The new brand is a guest, not a host. It doesn’t force itself on the consumer. (This is what Joe Plummer means by "engagement.") It doesn’t pretend to control the debate. (This is what the Chris Locke, Doc Searls, David Weinberger, Rick Levine, and the Cluetrain Manifesto meant by "conversation.") It didn’t pretend to know better. (This is what Prahalad and Ramaswamy meant by "cocreation.") The old days of asymmetry, with brands on high, and consumers below, are gone. Aren’t they?
In the last week I have seen three instance of brands behaving badly.
Mozilla’s Firefox, for instance. When I try to put a URL shortcut on my desktop, Firebox strips out the icon that came with the original, and insists on adding it’s own (as pictured). Yeah, I know. It looks like hell.
Now, this is the sort of thing I’d expect Microsoft to do. It’s kind of greedy, imperial, and, well, Microsoft. But I thought Firefox had taken a page from the "don’t be evil" game plan developed by Google. Why not let the original URL icons remain in place?

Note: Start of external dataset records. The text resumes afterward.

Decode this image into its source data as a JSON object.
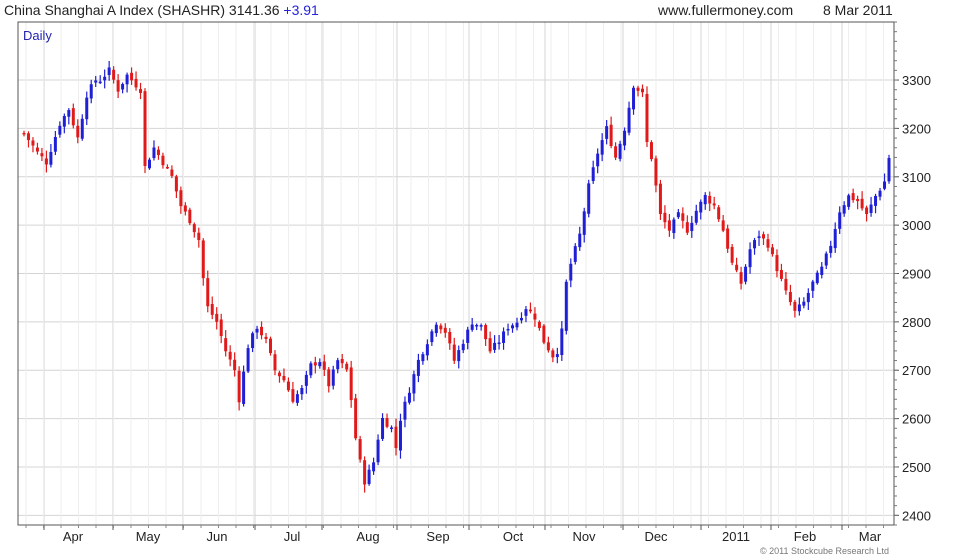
{
  "header": {
    "index_name": "China Shanghai A Index (SHASHR)",
    "last_price": "3141.36",
    "change": "+3.91",
    "website": "www.fullermoney.com",
    "date": "8 Mar 2011"
  },
  "copyright": "© 2011 Stockcube Research Ltd",
  "colors": {
    "up": "#1f1fd6",
    "down": "#e01a1a",
    "grid": "#d4d4d4",
    "frame": "#555555"
  },
  "chart_data": {
    "type": "candlestick",
    "interval_label": "Daily",
    "ylim": [
      2380,
      3420
    ],
    "y_ticks": [
      2400,
      2500,
      2600,
      2700,
      2800,
      2900,
      3000,
      3100,
      3200,
      3300
    ],
    "x_ticks": [
      "Apr",
      "May",
      "Jun",
      "Jul",
      "Aug",
      "Sep",
      "Oct",
      "Nov",
      "Dec",
      "2011",
      "Feb",
      "Mar"
    ],
    "grid": true,
    "close_path": [
      [
        0,
        3190
      ],
      [
        3,
        3150
      ],
      [
        5,
        3130
      ],
      [
        8,
        3210
      ],
      [
        10,
        3240
      ],
      [
        12,
        3180
      ],
      [
        14,
        3270
      ],
      [
        16,
        3300
      ],
      [
        17,
        3300
      ],
      [
        19,
        3320
      ],
      [
        21,
        3280
      ],
      [
        23,
        3310
      ],
      [
        24,
        3300
      ],
      [
        26,
        3280
      ],
      [
        27,
        3120
      ],
      [
        29,
        3160
      ],
      [
        31,
        3130
      ],
      [
        33,
        3100
      ],
      [
        35,
        3040
      ],
      [
        37,
        3010
      ],
      [
        39,
        2970
      ],
      [
        40,
        2890
      ],
      [
        41,
        2830
      ],
      [
        43,
        2800
      ],
      [
        45,
        2740
      ],
      [
        47,
        2700
      ],
      [
        48,
        2640
      ],
      [
        50,
        2750
      ],
      [
        52,
        2790
      ],
      [
        54,
        2760
      ],
      [
        56,
        2700
      ],
      [
        58,
        2680
      ],
      [
        60,
        2640
      ],
      [
        62,
        2660
      ],
      [
        64,
        2710
      ],
      [
        66,
        2720
      ],
      [
        68,
        2670
      ],
      [
        70,
        2720
      ],
      [
        72,
        2700
      ],
      [
        73,
        2640
      ],
      [
        74,
        2560
      ],
      [
        75,
        2510
      ],
      [
        76,
        2470
      ],
      [
        78,
        2510
      ],
      [
        79,
        2560
      ],
      [
        80,
        2600
      ],
      [
        82,
        2580
      ],
      [
        83,
        2540
      ],
      [
        84,
        2600
      ],
      [
        86,
        2660
      ],
      [
        88,
        2720
      ],
      [
        90,
        2760
      ],
      [
        92,
        2800
      ],
      [
        94,
        2780
      ],
      [
        96,
        2720
      ],
      [
        98,
        2760
      ],
      [
        100,
        2800
      ],
      [
        102,
        2790
      ],
      [
        104,
        2740
      ],
      [
        106,
        2760
      ],
      [
        108,
        2790
      ],
      [
        110,
        2800
      ],
      [
        112,
        2830
      ],
      [
        114,
        2810
      ],
      [
        116,
        2760
      ],
      [
        118,
        2730
      ],
      [
        119,
        2740
      ],
      [
        120,
        2780
      ],
      [
        121,
        2880
      ],
      [
        122,
        2920
      ],
      [
        124,
        2980
      ],
      [
        126,
        3080
      ],
      [
        128,
        3150
      ],
      [
        130,
        3200
      ],
      [
        132,
        3140
      ],
      [
        134,
        3200
      ],
      [
        136,
        3290
      ],
      [
        138,
        3270
      ],
      [
        139,
        3170
      ],
      [
        140,
        3140
      ],
      [
        142,
        3020
      ],
      [
        144,
        2990
      ],
      [
        146,
        3020
      ],
      [
        148,
        2990
      ],
      [
        150,
        3030
      ],
      [
        152,
        3060
      ],
      [
        154,
        3040
      ],
      [
        156,
        2990
      ],
      [
        158,
        2920
      ],
      [
        160,
        2880
      ],
      [
        162,
        2950
      ],
      [
        164,
        2980
      ],
      [
        166,
        2960
      ],
      [
        168,
        2910
      ],
      [
        170,
        2860
      ],
      [
        172,
        2820
      ],
      [
        174,
        2840
      ],
      [
        176,
        2880
      ],
      [
        178,
        2910
      ],
      [
        180,
        2960
      ],
      [
        182,
        3030
      ],
      [
        184,
        3060
      ],
      [
        186,
        3050
      ],
      [
        188,
        3020
      ],
      [
        190,
        3060
      ],
      [
        192,
        3090
      ],
      [
        193,
        3140
      ]
    ]
  }
}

If Firefox can’t do it as a gesture, they could at least do it as a brand utility. When the original icons remain in place, it is actually easier for me to organize and navigate my desktop. And that is, after all, what a desktop is for. It is, to change the metaphor for a moment, a flight deck that tells me at a glance the projects I am working on and how to get at them. The original icons add value. The Firefox icon destroys this value. A brand destroying value? Good one.
I feel the same way about product placement. I do realize that there is now an entire industry here, encouraged in part by Steve Heyer’s famous call for new intersection between Madison and Vine. And, yes, I am now accustomed to seeing products jammed into movies and television. But it interferes with the suspension of my disbelief. Especially when that label is always face out. These brands are interlopers. They have forced themselves into my life. I don’t thank them for it. If I want a bully brand wandering into my entertainment time…well, I don’t. Gee, more brands destroying value. Perfect.
I know this will be an unpopular position, but I feel the same way about the Aqua Teen Hunger Force guerrilla marketing tactics that recently, um, unleashed in the streets of Boston. I will not comment on the scare the tactics provoked, except to say that it is perhaps not entirely surprising that a nation in a heightened state of security would leap to conclusions. No, I’d be unhappy with the Aqua Teen Hunger Force event even if it hadn’t provoked a terror alert.
Here’s the thing. One Andre Obey is charming, interesting, poetic, provocative, just the thing to make urban life more engaging. Two Andre-type campaigns is less interesting. And a great flood of Andre-type campaigns is a right pain in the ass. The world fills up. Poor old Naomi Klein is wrong to suppose that public space is being devoured by advertising. But enough Andres and her argument would begin to make sense. (And we will ignore for the moment the irony that the people who perpetrate these campaigns are mostly Klein enthusiasts.) Slapping things up around town, especially when it is driven by a marketing campaign and not artistic impulse, is annoying. No, actually, it’s intrusive, and bad mannered. No, it’s brand placement every bit as obnoxious as product placement.
All three of these seem like cheats. Firefox, product placement and guerrilla marketing, all seem like an effort to find a way around the rules of the game. Yes, I know that TIVO and an agile consumer make it harder and harder to reach the consumer. (Haven’t the new marketing tools also made it easier to reach them?) What we ought to have done is master the rules of the old marketing, not to go looking for a cheat, especially when this cheat was going to rehabilitate the brand as a vulgar, shouting, unwelcome guest.